# Task objective
Would you work out how many lines below include the word "title"? Only that number is wanted.

# Entries provided
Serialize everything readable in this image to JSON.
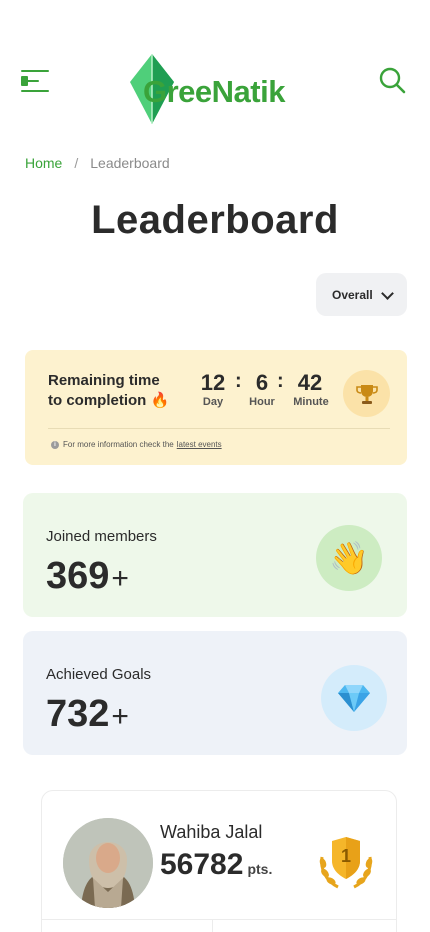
{
  "header": {
    "logo_text": "GreeNatik"
  },
  "breadcrumb": {
    "home": "Home",
    "separator": "/",
    "current": "Leaderboard"
  },
  "page": {
    "title": "Leaderboard"
  },
  "filter": {
    "selected": "Overall"
  },
  "timer": {
    "label_line1": "Remaining time",
    "label_line2": "to completion",
    "days": "12",
    "days_label": "Day",
    "hours": "6",
    "hours_label": "Hour",
    "minutes": "42",
    "minutes_label": "Minute",
    "colon": ":",
    "info_text": "For more information check the",
    "info_link": "latest events"
  },
  "stats": {
    "members_label": "Joined members",
    "members_value": "369",
    "members_suffix": "+",
    "goals_label": "Achieved Goals",
    "goals_value": "732",
    "goals_suffix": "+"
  },
  "top_user": {
    "name": "Wahiba Jalal",
    "points": "56782",
    "points_unit": "pts.",
    "rank": "1"
  },
  "colors": {
    "accent": "#3aa33a",
    "timer_bg": "#fdf2cf",
    "members_bg": "#eef8ea",
    "goals_bg": "#eef2f8"
  },
  "icons": [
    "menu-icon",
    "logo-leaf-icon",
    "search-icon",
    "chevron-down-icon",
    "fire-icon",
    "trophy-icon",
    "info-icon",
    "waving-hand-icon",
    "diamond-icon",
    "rank-medal-icon"
  ]
}
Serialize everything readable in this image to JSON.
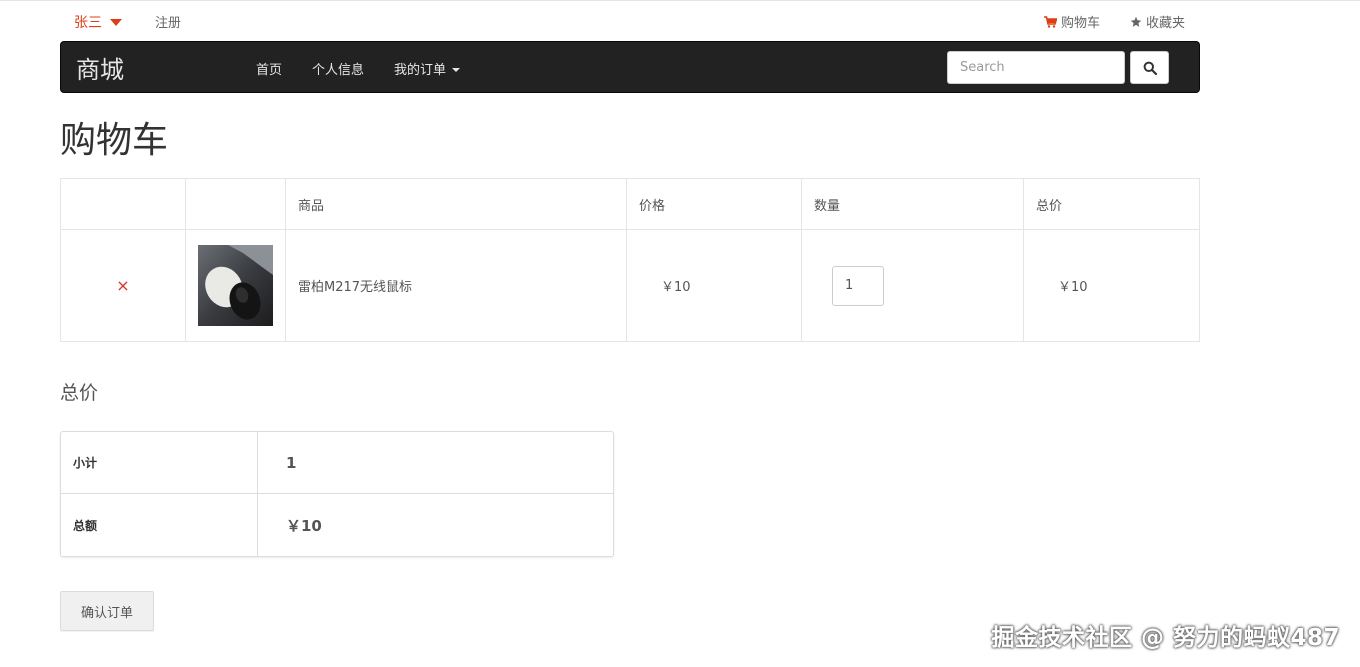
{
  "topbar": {
    "user_name": "张三",
    "register": "注册",
    "cart": "购物车",
    "favorites": "收藏夹"
  },
  "navbar": {
    "brand": "商城",
    "items": [
      {
        "label": "首页"
      },
      {
        "label": "个人信息"
      },
      {
        "label": "我的订单"
      }
    ],
    "search": {
      "placeholder": "Search",
      "value": ""
    }
  },
  "page": {
    "title": "购物车"
  },
  "cart": {
    "headers": [
      "",
      "",
      "商品",
      "价格",
      "数量",
      "总价"
    ],
    "rows": [
      {
        "name": "雷柏M217无线鼠标",
        "price": "￥10",
        "quantity": "1",
        "total": "￥10",
        "remove": "×"
      }
    ]
  },
  "totals": {
    "title": "总价",
    "subtotal_label": "小计",
    "subtotal_value": "1",
    "total_label": "总额",
    "total_value": "￥10"
  },
  "actions": {
    "confirm": "确认订单"
  },
  "watermark": "掘金技术社区 @ 努力的蚂蚁487",
  "colors": {
    "accent": "#dd3f15",
    "navbar_bg": "#222222",
    "remove": "#d9302c"
  }
}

# Answer for the task
3